The project will contribute to better-informed public opinion and more informed public policies and regulations governing biotechnologies in the United States and Asia, thus shaping regulatory oversight for agricultural biotechnologies by investigating and clarifying the benefits, costs, risks, and tradeoffs associated with transgenic tobacco and rice products for various stakeholders.

Ultimately, the project is expected to lead to more informed decisions by public and private decision-makers with respect to appropriate biosafety rules and the role of agricultural biotechnology in general. It will lead to greater clarity on the appropriate roles of the public versus the private sector in biotechnology research and development. Most importantly, it will help the public to better understand the benefits and risks associated with agricultural biotechnologies and allow policymakers to make improved resource allocation decisions.

So far, the following specific results have been achieved:

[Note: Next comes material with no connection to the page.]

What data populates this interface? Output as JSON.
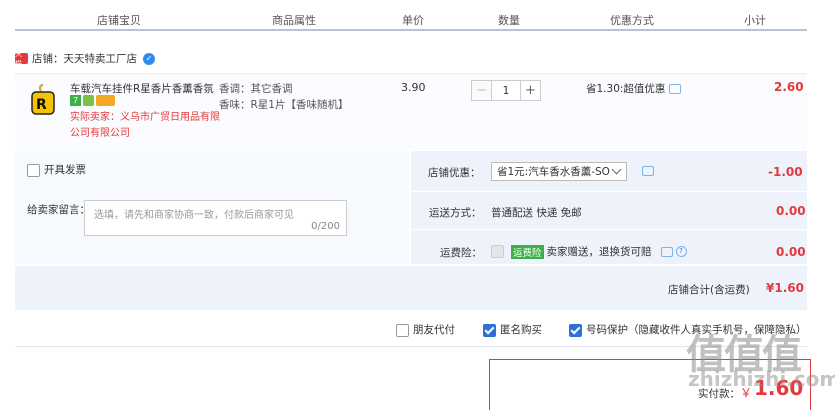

· Participatory appraisals and focus group meetings were completed in Virginia, North Carolina, and Tennessee to elicit stakeholder views or concerns about the potential benefits and costs of pharmaceutical products from tobacco, and in Arkansas, California, Louisiana, the Philippines; and Bangladesh to obtain views about benefits and costs of GMO rice.

· A telephone survey of the general public in the United States was completed to assess the depth of concerns over potential health, environmental, and moral/ethical issues with respect to GMO rice and tobacco, and the willingness to support GMOs under varying levels of benefits. A total of 684 completed surveys were obtained for rice and 672 for tobacco.

· A reference database of relevant agricultural biotechnology literature has been constructed and is being updated continually

· Outreach activities have been undertaken with other biotech projects.


Mamaril, Cezar Brian, 2002, Transgenic Pest Resistant Rice: An Ex Ante Economic Evaluation of an Adoption Impact Pathway in the Philippines and Vietnam for Bt Rice, M.S. thesis, Virginia Tech
General thematic area(s)
  • Public awareness, participation and education in biosafety
  • Socio-economic considerations
Additional Information
Additional Information
Other collaborating organizations
Virginia State University, University of Tennessee, North Carolina State University, International Rice Research Institute (IRRI) and International Service for National Agricultural Research (ISNAR).
Other relevant website address or attached documents